PROBLEM REQUIREMENTS:
For every line in the records below that holds "icon", make a copy.

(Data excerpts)
---------------

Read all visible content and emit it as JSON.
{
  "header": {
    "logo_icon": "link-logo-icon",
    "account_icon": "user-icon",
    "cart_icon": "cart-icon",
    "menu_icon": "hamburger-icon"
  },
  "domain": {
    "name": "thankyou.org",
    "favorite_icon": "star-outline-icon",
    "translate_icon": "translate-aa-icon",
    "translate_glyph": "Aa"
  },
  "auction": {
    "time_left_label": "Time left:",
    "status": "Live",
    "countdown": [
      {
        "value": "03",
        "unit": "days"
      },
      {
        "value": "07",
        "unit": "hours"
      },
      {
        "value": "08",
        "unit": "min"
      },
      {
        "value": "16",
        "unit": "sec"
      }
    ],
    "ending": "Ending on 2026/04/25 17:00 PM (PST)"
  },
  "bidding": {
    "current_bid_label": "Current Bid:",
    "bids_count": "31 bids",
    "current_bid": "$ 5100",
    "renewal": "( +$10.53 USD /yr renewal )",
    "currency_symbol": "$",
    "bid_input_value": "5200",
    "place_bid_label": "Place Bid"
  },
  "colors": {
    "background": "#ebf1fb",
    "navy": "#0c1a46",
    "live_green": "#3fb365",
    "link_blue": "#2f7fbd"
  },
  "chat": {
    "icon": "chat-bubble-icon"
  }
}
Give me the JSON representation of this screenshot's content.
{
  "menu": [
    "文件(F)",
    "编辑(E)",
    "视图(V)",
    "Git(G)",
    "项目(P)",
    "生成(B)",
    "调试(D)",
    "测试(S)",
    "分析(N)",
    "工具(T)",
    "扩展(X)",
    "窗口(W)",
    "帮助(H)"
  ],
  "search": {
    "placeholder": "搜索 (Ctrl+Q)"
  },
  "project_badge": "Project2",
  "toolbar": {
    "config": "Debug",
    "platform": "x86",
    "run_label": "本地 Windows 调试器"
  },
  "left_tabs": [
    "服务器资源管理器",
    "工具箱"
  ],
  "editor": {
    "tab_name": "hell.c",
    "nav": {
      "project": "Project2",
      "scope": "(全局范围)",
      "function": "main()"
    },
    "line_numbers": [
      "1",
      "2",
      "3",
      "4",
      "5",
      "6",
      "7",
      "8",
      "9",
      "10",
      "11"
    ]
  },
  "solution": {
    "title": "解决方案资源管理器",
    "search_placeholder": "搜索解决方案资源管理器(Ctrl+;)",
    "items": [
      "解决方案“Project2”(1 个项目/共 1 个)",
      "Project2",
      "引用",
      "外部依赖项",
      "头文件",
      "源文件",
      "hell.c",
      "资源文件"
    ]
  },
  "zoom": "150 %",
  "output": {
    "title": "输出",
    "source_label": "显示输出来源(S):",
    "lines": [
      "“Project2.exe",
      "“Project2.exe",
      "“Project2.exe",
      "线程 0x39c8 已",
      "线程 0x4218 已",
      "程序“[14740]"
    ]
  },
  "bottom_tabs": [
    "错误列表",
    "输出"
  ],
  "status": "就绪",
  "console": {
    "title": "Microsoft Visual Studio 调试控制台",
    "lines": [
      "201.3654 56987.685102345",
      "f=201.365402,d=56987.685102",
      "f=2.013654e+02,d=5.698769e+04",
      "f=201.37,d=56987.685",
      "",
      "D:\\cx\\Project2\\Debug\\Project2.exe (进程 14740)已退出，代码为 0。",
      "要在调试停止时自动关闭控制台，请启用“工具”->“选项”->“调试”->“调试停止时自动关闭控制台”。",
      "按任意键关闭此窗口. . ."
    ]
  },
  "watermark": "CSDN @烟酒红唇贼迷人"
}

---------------

EXERCISE RESULT:
    "logo_icon": "link-logo-icon",
    "account_icon": "user-icon",
    "cart_icon": "cart-icon",
    "menu_icon": "hamburger-icon"
    "favorite_icon": "star-outline-icon",
    "translate_icon": "translate-aa-icon",
    "icon": "chat-bubble-icon"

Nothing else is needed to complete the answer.